Any impartial observer who compares those criteria with the terms of the Urge license agreement will conclude that the new service exhibits several questionable behaviors that are identical to those Microsoft uses to identify spyware. Is Urge spyware? Almost certainly not. But this add-in for Windows Media Player uses some of the same underhanded techniques that spyware distributors use. See for yourself.
From the white paper:
Users must be notified about what is happening on their computers, including what a program does and whether it is active. … Software that exhibits poor consent … [i]nstalls, reinstalls, or removes software without user permission, interaction, or consent…
Users must be able to control programs on their computer. They must be able to start, stop, and otherwise revoke authorization to a program. Software that exhibits lack of control … [i]nitiates autostart or auto update behavior without user consent.
From the license agreement:
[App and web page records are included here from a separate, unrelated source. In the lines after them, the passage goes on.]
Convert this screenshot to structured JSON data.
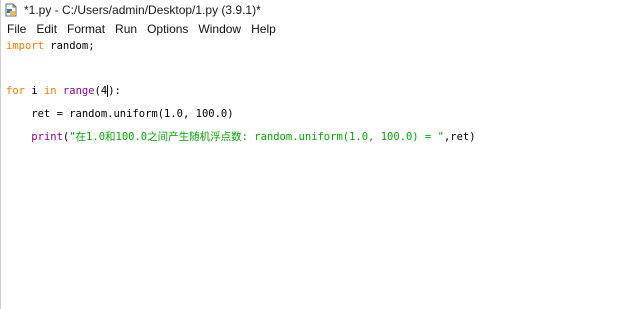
{
  "window": {
    "title": "*1.py - C:/Users/admin/Desktop/1.py (3.9.1)*"
  },
  "menu": {
    "items": [
      "File",
      "Edit",
      "Format",
      "Run",
      "Options",
      "Window",
      "Help"
    ]
  },
  "code": {
    "line1": {
      "kw": "import",
      "rest": " random;"
    },
    "line2": {
      "kw_for": "for",
      "mid": " i ",
      "kw_in": "in",
      "sp": " ",
      "builtin": "range",
      "open": "(",
      "num": "4",
      "close": "):"
    },
    "line3": {
      "text": "    ret = random.uniform(1.0, 100.0)"
    },
    "line4": {
      "indent": "    ",
      "builtin": "print",
      "open": "(",
      "string": "\"在1.0和100.0之间产生随机浮点数: random.uniform(1.0, 100.0) = \"",
      "rest": ",ret)"
    }
  },
  "icons": {
    "app": "idle-file-icon"
  },
  "colors": {
    "keyword": "#ff7700",
    "builtin": "#900090",
    "string": "#00aa00"
  }
}
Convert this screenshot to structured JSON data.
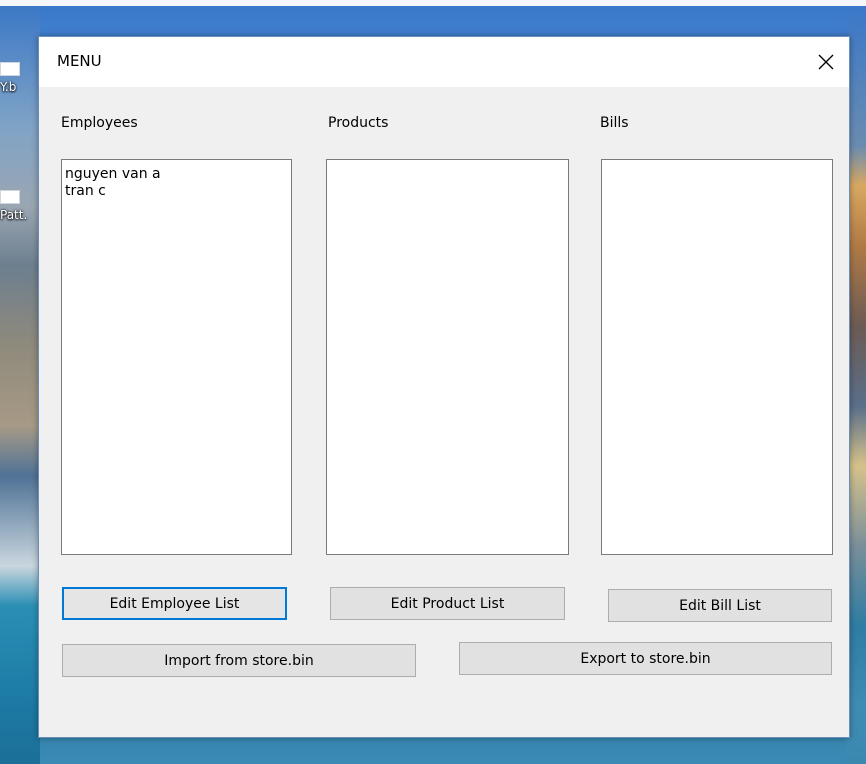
{
  "desktop": {
    "icons": [
      {
        "label": "Y.b"
      },
      {
        "label": "Patt."
      }
    ]
  },
  "window": {
    "title": "MENU",
    "close_glyph": "✕"
  },
  "groups": {
    "employees": {
      "label": "Employees",
      "items": [
        "nguyen van a",
        "tran c"
      ],
      "edit_button": "Edit Employee List"
    },
    "products": {
      "label": "Products",
      "items": [],
      "edit_button": "Edit Product List"
    },
    "bills": {
      "label": "Bills",
      "items": [],
      "edit_button": "Edit Bill List"
    }
  },
  "actions": {
    "import_label": "Import from store.bin",
    "export_label": "Export to store.bin"
  },
  "colors": {
    "window_bg": "#f0f0f0",
    "button_bg": "#e1e1e1",
    "focus_border": "#0078d7"
  }
}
[W]e shall (and you agree we are permitted) to transmit and arrange for automatic installation of any and all updates, modifications, and/or even full re-installations of the Software … These updates, modifications, re-installations and other modifications to the Software can occur periodically or when necessary and without any notice to you.
By Microsoft’s own definition, this behavior is questionable, to say the least. Why should any program ever be allowed to update or reinstall itself without notice or consent?
Just to be clear, this agreement was drafted by MTV, not Microsoft. The agreement is between Urge users and Urge, which is a wholly owned subsidiary of Viacom International Inc. But it’s integrated directly into Windows Media Player 11, which means Microsoft can’t pin the responsibility for this weasely agreement on Viacom. They have to share the blame.
Microsoft’s privacy agreement for Windows Media Player is a model of clarity and consent, and Media Player updates are never installed except with your explicit consent. That makes it even more disturbing to see these questionable provisions being shoehorned into Windows Media Player 11. I hope someone at Microsoft takes a long, careful look at this agreement and fixes it, soon.